Post-Christian religion is founded on God as the creator of the earth and all its divergences. God knows and sees all. Are the blogs, social websites and the Internet not a debased form of knowledge? Is seeing the flood victims of Pakistan and the miners in their cave in Chile not a record of the frailty of our existence?
Science and religion are two forms of the same coin. I do not understand nor can I explain its mysteries. This I do know. It is God’s way to teach us that politicians and law makers are purveyors of false hopes.
If there was no God and science, we still would be worshipping the pre-Christian way and that would be a great loss to the world.
I see some very narrow defining of God and Science on this post. The Christen God has not been worshipped by most mankind, or understood as a christen see their God. Even Mormons are split between one God, three Gods, or many Gods.
Yes, there are scientist Who believe in God. But I do not see Science as ever having a christian God in it.
We are glad that you do not believe scientists ought to put God in the dock, or under the microscope, Bob. It bespeaks a becoming humility.
#17:(I did change my spelling of christian, but it didn’t take on all of them).
I believe China has good science and an idea of a God(s). I am not sure they feel the same need to put them together(?)
I think in the “Western World”, there is a mix. In some areas_ a closer tie between the two, in others areas, not.
Science still lacks conscious plans, while Western religion demands them.

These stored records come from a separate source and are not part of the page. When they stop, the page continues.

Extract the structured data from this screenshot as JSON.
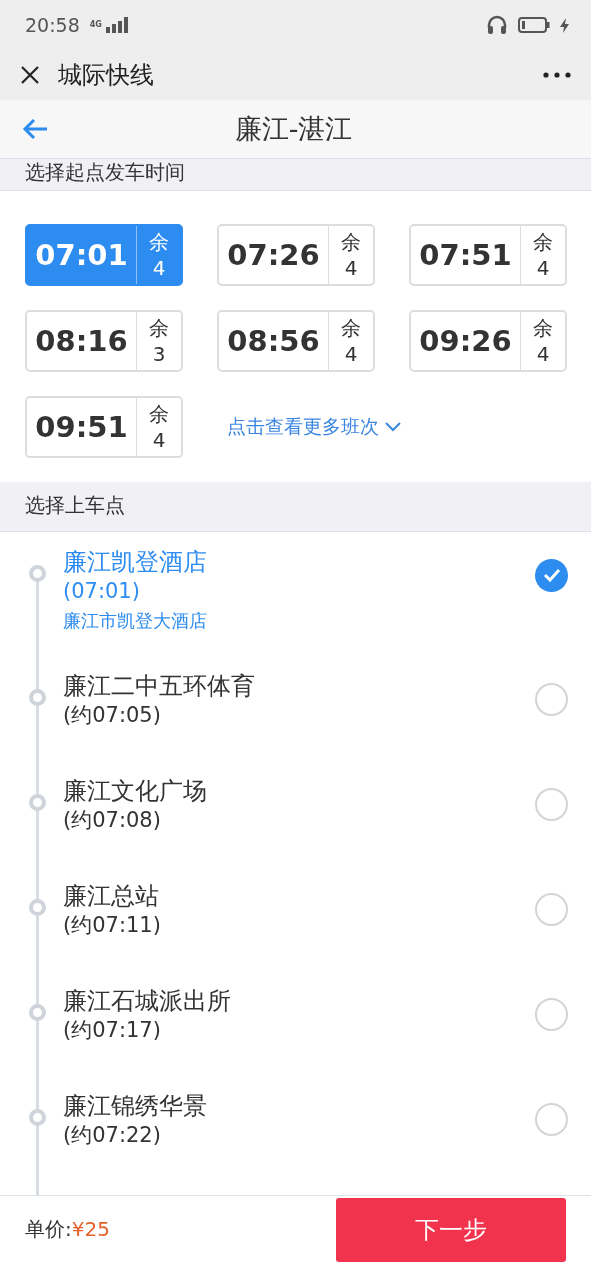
{
  "status_bar": {
    "time": "20:58",
    "network": "4G"
  },
  "app_bar": {
    "title": "城际快线"
  },
  "header": {
    "title": "廉江-湛江"
  },
  "departure_section": {
    "title": "选择起点发车时间",
    "times": [
      {
        "time": "07:01",
        "remain_label": "余",
        "remain": "4",
        "selected": true
      },
      {
        "time": "07:26",
        "remain_label": "余",
        "remain": "4",
        "selected": false
      },
      {
        "time": "07:51",
        "remain_label": "余",
        "remain": "4",
        "selected": false
      },
      {
        "time": "08:16",
        "remain_label": "余",
        "remain": "3",
        "selected": false
      },
      {
        "time": "08:56",
        "remain_label": "余",
        "remain": "4",
        "selected": false
      },
      {
        "time": "09:26",
        "remain_label": "余",
        "remain": "4",
        "selected": false
      },
      {
        "time": "09:51",
        "remain_label": "余",
        "remain": "4",
        "selected": false
      }
    ],
    "more_link": "点击查看更多班次"
  },
  "boarding_section": {
    "title": "选择上车点",
    "stops": [
      {
        "name": "廉江凯登酒店",
        "time": "(07:01)",
        "address": "廉江市凯登大酒店",
        "selected": true
      },
      {
        "name": "廉江二中五环体育",
        "time": "(约07:05)",
        "selected": false
      },
      {
        "name": "廉江文化广场",
        "time": "(约07:08)",
        "selected": false
      },
      {
        "name": "廉江总站",
        "time": "(约07:11)",
        "selected": false
      },
      {
        "name": "廉江石城派出所",
        "time": "(约07:17)",
        "selected": false
      },
      {
        "name": "廉江锦绣华景",
        "time": "(约07:22)",
        "selected": false
      }
    ]
  },
  "footer": {
    "price_label": "单价:",
    "price": "¥25",
    "next_button": "下一步"
  }
}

A beautiful statement that is entirely vacuous. Unless you really meant to convey that you hope your interpretation is irrational and delusional.

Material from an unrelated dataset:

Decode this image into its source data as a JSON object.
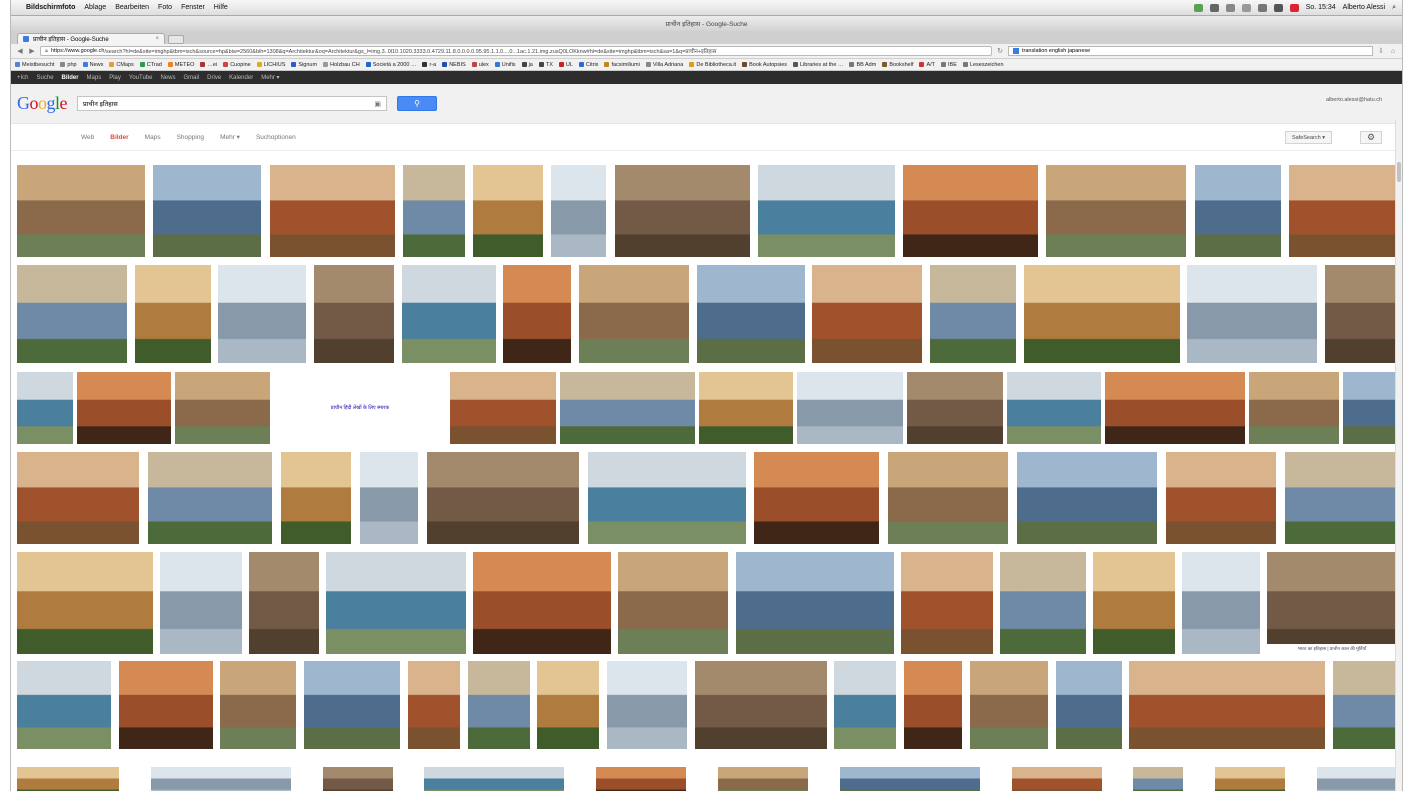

I have a friend at work who is not religious and is very intelligent. I call him Mr. Peabody. Him and I discuss a lot of things and he said that it’s really silly for people to try to use science to prove there is or isn’t a God. I agree with him. Science does not try to explain the spiritual because it deals with the physical realm and religion with the spiritual.
He, like myself get real irritated when people engage in such discussions. He’s right that science cannot prove nor disprove that there is a God, no more than I can “make” someone come to know of the truthfulness of the gospel.

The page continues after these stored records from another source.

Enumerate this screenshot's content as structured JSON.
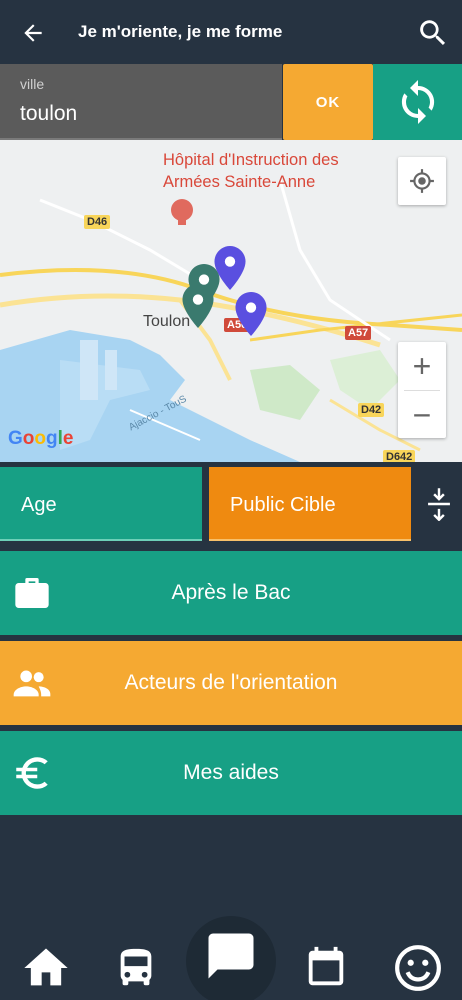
{
  "header": {
    "title": "Je m'oriente, je me forme",
    "back_icon": "arrow-left-icon",
    "search_icon": "search-icon"
  },
  "city_search": {
    "label": "ville",
    "value": "toulon",
    "ok_label": "OK",
    "refresh_icon": "refresh-icon"
  },
  "map": {
    "hospital_label_line1": "Hôpital d'Instruction des",
    "hospital_label_line2": "Armées Sainte-Anne",
    "town_label": "Toulon",
    "roads": [
      "D46",
      "A50",
      "A57",
      "D42",
      "D642"
    ],
    "road_text": "Ajaccio - TouS",
    "attribution": "Google",
    "zoom_in": "+",
    "zoom_out": "−"
  },
  "filters": {
    "age_label": "Age",
    "public_label": "Public Cible",
    "sort_icon": "expand-collapse-icon"
  },
  "menu": {
    "bac_label": "Après le Bac",
    "acteurs_label": "Acteurs de l'orientation",
    "aides_label": "Mes aides"
  },
  "colors": {
    "background": "#263341",
    "green": "#17a085",
    "orange": "#f5a932",
    "dark_orange": "#ef8a10"
  },
  "bottom_nav": [
    "home-icon",
    "bus-icon",
    "chat-icon",
    "calendar-icon",
    "smiley-icon"
  ]
}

Using science as evidence that God exists is not very practical. Then what?
What I learned from Joseph Smith, Parley P. Pratt and President John Taylor is that science is a roadmap to knowledge. In modern scriptures “light and knowledge” go together.
Whether we are prepared or not; knowledge changes behavior and may not even lead to God. I am amazed how much effort is spent by Church Leaders in combating pornography and the various addictions?
Religionists interpretes knowledge for their own purposes. What I want to know how “those deluded” are treated, before the LIGHT returns? The test is where does “delusion” begins or ends?
#13 Mr Cannon’s points are well taken. It seems Mormons, like Glenn Beck, want to re-invent the wheel of “restoration theology”. The challenge is not God’s. It is ours.
Do we understand Jesus’ political stand, when as God’s Only Begotten Son in mortality; He allowed Himself to be crucified by a lesser group of priests in the Herodian Temple in Jerusalem? Wouldn’t you believe that having God as your actual Father He has more ways to dispose of His opposition? If we cannot answer this question, then we have not listened and obeyed His Gospel.
Furthermore do we really understand the significance of God, the Father and Jesus, Christ appearing, in person to Joseph Smith, to correct the misconception about what really happened in the Offices of the High Priest Caiaphas in Jerusalem?
Can Mormons rise above; what Christians have done over and over again?